Data records for software interfaces:
____

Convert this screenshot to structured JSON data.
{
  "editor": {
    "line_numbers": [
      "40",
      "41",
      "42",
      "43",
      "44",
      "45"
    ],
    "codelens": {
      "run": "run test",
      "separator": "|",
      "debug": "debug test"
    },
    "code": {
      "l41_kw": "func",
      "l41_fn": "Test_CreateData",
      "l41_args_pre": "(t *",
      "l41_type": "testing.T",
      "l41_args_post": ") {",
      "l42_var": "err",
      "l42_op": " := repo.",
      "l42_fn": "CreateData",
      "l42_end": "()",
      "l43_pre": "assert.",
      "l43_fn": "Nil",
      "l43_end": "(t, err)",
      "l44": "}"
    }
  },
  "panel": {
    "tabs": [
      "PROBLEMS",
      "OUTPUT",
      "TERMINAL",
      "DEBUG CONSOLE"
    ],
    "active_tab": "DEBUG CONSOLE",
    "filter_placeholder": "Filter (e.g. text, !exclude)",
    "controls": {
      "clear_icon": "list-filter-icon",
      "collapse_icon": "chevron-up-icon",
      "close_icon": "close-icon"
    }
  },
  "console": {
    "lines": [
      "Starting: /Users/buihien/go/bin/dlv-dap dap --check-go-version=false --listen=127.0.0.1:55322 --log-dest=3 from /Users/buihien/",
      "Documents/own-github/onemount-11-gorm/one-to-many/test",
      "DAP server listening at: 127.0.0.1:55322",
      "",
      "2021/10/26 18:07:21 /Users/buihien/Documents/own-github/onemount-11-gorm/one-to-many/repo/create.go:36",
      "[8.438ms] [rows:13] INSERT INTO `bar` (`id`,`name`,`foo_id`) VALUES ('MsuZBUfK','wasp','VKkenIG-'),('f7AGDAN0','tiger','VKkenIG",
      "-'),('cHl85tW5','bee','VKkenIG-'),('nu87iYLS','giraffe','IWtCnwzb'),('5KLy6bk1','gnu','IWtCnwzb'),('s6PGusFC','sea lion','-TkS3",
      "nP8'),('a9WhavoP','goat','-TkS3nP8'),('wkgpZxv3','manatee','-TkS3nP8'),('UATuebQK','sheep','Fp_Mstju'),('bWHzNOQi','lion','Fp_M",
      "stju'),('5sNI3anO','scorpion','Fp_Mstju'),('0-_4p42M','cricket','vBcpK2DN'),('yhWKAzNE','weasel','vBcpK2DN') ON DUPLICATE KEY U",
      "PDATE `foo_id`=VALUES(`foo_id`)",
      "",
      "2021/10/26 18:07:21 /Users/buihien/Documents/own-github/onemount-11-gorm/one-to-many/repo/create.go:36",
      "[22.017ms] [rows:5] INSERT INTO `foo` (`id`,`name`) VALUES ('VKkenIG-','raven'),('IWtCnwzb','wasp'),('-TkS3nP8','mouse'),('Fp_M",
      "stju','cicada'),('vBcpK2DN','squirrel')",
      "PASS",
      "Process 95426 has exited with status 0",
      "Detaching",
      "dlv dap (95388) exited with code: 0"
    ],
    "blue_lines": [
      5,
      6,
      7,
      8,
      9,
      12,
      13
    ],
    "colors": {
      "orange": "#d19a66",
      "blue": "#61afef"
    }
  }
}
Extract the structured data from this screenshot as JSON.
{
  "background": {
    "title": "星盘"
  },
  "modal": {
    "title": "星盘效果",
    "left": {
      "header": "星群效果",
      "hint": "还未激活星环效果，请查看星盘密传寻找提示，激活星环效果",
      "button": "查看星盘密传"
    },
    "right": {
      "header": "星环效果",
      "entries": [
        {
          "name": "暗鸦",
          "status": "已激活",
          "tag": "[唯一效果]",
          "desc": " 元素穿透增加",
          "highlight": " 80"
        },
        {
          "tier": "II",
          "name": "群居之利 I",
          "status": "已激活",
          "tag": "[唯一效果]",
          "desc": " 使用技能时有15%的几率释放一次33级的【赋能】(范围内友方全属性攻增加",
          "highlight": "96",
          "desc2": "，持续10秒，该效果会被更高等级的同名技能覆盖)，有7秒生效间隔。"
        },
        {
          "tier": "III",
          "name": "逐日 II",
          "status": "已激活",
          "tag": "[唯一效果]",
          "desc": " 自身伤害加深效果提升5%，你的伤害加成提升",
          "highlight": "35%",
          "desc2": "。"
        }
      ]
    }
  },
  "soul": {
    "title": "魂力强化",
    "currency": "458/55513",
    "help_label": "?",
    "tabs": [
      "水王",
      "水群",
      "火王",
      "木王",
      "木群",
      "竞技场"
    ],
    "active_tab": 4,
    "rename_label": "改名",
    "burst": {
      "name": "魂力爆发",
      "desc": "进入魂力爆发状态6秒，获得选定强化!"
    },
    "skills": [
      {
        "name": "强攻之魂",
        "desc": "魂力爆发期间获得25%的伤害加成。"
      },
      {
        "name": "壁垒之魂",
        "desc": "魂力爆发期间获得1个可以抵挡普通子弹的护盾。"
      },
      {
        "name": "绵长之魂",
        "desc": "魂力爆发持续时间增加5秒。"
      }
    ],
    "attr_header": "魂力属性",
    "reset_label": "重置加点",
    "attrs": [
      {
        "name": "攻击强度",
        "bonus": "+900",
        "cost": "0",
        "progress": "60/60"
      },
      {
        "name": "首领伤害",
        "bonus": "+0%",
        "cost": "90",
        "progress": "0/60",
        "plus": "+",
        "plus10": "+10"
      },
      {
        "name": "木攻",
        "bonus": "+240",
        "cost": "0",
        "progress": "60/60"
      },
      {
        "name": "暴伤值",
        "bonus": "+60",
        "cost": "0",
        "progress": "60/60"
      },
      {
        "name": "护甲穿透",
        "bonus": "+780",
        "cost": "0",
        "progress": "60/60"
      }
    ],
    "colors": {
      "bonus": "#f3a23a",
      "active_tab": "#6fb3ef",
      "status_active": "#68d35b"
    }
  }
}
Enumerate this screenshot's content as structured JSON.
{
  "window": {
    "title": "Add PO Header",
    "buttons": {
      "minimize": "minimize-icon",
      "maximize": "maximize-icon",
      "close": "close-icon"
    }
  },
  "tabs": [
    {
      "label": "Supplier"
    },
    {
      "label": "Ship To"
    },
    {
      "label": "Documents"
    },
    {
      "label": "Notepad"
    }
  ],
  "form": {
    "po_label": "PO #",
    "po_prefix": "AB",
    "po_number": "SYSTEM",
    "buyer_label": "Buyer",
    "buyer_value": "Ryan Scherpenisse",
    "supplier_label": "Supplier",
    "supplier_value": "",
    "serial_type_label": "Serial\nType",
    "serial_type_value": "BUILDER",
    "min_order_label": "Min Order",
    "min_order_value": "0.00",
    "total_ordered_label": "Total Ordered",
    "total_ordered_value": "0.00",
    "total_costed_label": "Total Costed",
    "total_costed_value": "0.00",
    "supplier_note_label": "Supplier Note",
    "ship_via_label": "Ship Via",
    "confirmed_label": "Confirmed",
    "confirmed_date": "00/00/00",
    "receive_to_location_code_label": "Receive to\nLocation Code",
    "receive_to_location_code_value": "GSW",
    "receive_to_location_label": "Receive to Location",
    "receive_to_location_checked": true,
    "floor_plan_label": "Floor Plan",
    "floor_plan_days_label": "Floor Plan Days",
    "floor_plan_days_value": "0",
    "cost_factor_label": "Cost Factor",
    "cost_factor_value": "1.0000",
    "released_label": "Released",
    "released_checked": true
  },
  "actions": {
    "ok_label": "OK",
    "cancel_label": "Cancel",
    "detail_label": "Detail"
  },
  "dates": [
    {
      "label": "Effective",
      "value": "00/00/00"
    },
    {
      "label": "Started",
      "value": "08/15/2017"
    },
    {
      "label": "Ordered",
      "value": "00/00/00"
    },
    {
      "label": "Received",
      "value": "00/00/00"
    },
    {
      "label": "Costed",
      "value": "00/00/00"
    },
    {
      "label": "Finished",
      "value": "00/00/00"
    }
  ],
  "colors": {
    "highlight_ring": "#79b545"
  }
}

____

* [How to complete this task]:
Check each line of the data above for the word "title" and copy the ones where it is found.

* [Task answer]:
    "title": "星盘"
    "title": "星盘效果",
    "title": "魂力强化",
    "title": "Add PO Header",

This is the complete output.